September 3, 2009: “Are Sunspots Disappearing? – The sun is in the pits of the deepest solar minimum in nearly a century. Weeks and sometimes whole months go by without even a single tiny sunspot. The quiet has dragged out for more than two years, prompting some observers to wonder, are sunspots disappearing?
September 29, 2009 “Cosmic Rays Hit Space Age High – In 2009, cosmic ray intensities have increased 19% beyond anything we’ve seen in the past 50 years,” says Richard Mewaldt of Caltech. “The increase is significant, and it could mean we need to re-think how much radiation shielding astronauts take with them on deep-space missions.”
March 12, 2010 “NASA – Solar ‘Current of Fire’ Speeds Up – the top of the sun’s Great Conveyor Belt has been running at record-high speeds for the past five years. ”
July 15, 2010 “A Puzzling Collapse of Earth’s Upper Atmosphere – This is the biggest contraction of the thermosphere in at least 43 years”
Sept. 21, 2010: “Solar Storms can Change Directions, Surprising Forecasters”
Dec. 13, 2010: “Global Eruption Rocks the Sun – A global eruption on the sun has shattered old ideas about solar activity.”

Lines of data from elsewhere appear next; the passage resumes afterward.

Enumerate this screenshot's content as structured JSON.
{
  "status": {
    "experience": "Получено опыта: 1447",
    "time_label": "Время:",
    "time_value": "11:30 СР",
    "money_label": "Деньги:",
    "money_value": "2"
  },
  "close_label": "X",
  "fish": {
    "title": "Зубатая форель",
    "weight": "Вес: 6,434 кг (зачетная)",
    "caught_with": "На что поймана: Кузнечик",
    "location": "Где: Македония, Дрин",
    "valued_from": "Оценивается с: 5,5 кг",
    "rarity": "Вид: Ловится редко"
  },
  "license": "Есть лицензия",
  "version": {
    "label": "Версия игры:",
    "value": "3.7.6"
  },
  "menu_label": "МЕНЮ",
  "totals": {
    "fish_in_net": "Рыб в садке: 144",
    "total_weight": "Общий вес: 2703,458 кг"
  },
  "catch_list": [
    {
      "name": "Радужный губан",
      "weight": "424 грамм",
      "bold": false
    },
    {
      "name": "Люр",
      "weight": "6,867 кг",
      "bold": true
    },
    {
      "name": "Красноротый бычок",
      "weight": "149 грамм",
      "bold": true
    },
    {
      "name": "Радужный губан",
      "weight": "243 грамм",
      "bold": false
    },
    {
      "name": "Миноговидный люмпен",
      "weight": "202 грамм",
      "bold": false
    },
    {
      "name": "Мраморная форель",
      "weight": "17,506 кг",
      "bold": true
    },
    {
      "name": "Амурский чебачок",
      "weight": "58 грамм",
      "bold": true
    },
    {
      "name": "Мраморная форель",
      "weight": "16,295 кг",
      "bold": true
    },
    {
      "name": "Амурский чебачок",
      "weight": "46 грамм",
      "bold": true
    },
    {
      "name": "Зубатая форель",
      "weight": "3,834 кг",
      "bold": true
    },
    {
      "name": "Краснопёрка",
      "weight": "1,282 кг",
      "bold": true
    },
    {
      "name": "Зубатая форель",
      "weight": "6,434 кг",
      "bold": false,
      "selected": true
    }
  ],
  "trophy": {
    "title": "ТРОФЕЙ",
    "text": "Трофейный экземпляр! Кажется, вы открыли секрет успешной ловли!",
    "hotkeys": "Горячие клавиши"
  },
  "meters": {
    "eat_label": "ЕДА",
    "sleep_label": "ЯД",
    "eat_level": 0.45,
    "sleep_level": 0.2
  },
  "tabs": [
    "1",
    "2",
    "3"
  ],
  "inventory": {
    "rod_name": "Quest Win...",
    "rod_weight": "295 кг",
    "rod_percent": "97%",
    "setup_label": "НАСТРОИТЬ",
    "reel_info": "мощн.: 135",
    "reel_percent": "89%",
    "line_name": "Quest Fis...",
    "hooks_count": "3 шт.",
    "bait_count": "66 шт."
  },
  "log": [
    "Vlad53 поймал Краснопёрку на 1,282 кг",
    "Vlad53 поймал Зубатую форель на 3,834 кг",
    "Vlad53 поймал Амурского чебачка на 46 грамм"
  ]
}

My question to NASA, is the sun still “behaving normally” and what exactly is normal behavior for a 4.6 Billion year-old G-type Main Sequence Star?

  1. BTW: Is there a picture of the Sun “behind de clouds”?….That would end all NASA stories about the Sun.

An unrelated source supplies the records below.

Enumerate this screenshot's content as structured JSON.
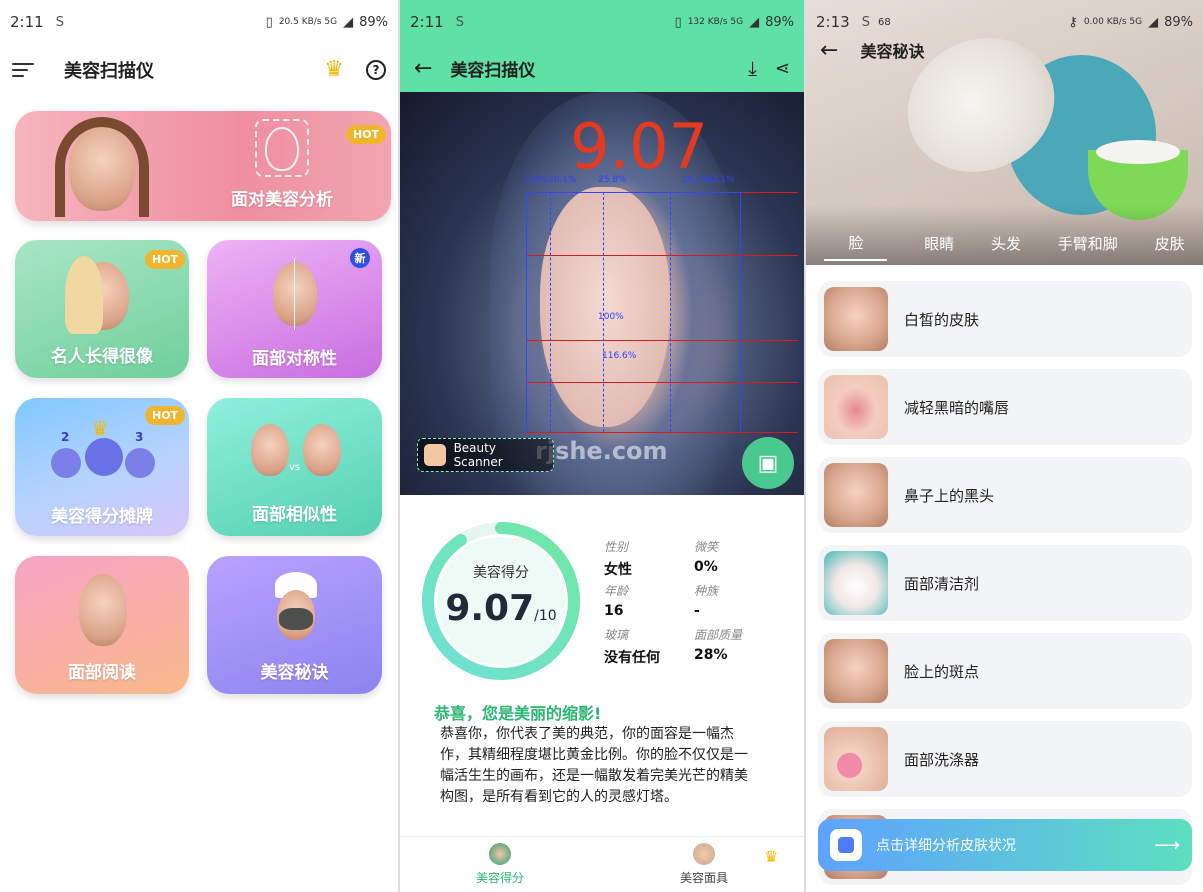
{
  "panel1": {
    "status": {
      "time": "2:11",
      "sym": "S",
      "net": "20.5 KB/s 5G",
      "battery": "89%"
    },
    "title": "美容扫描仪",
    "cards": {
      "face_analysis": "面对美容分析",
      "celebrity": "名人长得很像",
      "symmetry": "面部对称性",
      "ranking": "美容得分摊牌",
      "similarity": "面部相似性",
      "reading": "面部阅读",
      "tips": "美容秘诀"
    },
    "badges": {
      "hot": "HOT",
      "new": "新",
      "rank2": "2",
      "rank3": "3",
      "vs": "vs"
    }
  },
  "panel2": {
    "status": {
      "time": "2:11",
      "sym": "S",
      "net": "132 KB/s 5G",
      "battery": "89%"
    },
    "title": "美容扫描仪",
    "big_score": "9.07",
    "percentages": [
      "5.8%",
      "20.1%",
      "25.8%",
      "26.2%",
      "22.1%"
    ],
    "ratio_a": "100%",
    "ratio_b": "116.6%",
    "tag": "Beauty Scanner",
    "watermark": "rjshe.com",
    "score_label": "美容得分",
    "score_value": "9.07",
    "score_max": "/10",
    "score_fraction": 0.907,
    "attrs": {
      "gender_k": "性别",
      "gender_v": "女性",
      "smile_k": "微笑",
      "smile_v": "0%",
      "age_k": "年龄",
      "age_v": "16",
      "race_k": "种族",
      "race_v": "-",
      "glass_k": "玻璃",
      "glass_v": "没有任何",
      "quality_k": "面部质量",
      "quality_v": "28%"
    },
    "congrats": "恭喜，您是美丽的缩影!",
    "description": "恭喜你，你代表了美的典范，你的面容是一幅杰作，其精细程度堪比黄金比例。你的脸不仅仅是一幅活生生的画布，还是一幅散发着完美光芒的精美构图，是所有看到它的人的灵感灯塔。",
    "tabs": {
      "score": "美容得分",
      "mask": "美容面具"
    }
  },
  "panel3": {
    "status": {
      "time": "2:13",
      "sym": "S",
      "notif": "68",
      "net": "0.00 KB/s 5G",
      "battery": "89%"
    },
    "title": "美容秘诀",
    "categories": [
      "脸",
      "眼睛",
      "头发",
      "手臂和脚",
      "皮肤"
    ],
    "items": [
      "白皙的皮肤",
      "减轻黑暗的嘴唇",
      "鼻子上的黑头",
      "面部清洁剂",
      "脸上的斑点",
      "面部洗涤器"
    ],
    "cta": "点击详细分析皮肤状况"
  }
}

  2. Tenuc says:

    Another post showing just what a bunch of twats NASA has become 😦

    It sure looks like they have a really good fix on how the sun operates – not!

    As the current ‘standard solar model’ has once again failed to predict the sun’s future behaviour, it is time to reject it and find a better theory of how it works. I think the current best contenders are the ‘iron sun’ model and the ‘electric universe’ plasma model. Trouble is the sun is a variable star and mankind hasn’t been around long enough to see even a fraction of its possible behaviour. Here’s hoping we’re only heading for a Dalton type minimum, rather than a Maunder. At my age the cold is not good.

  3. Carla says:

    Adolfo Giurfa says:
    December 28, 2010 at 1:12 pm
    BTW: Is there a picture of the Sun “behind de clouds”?….That would end all NASA stories about the Sun.
    Justthefacts must be browsing in my computer, seems I have a similar collection of links.

    P.S. but I saved his anyway..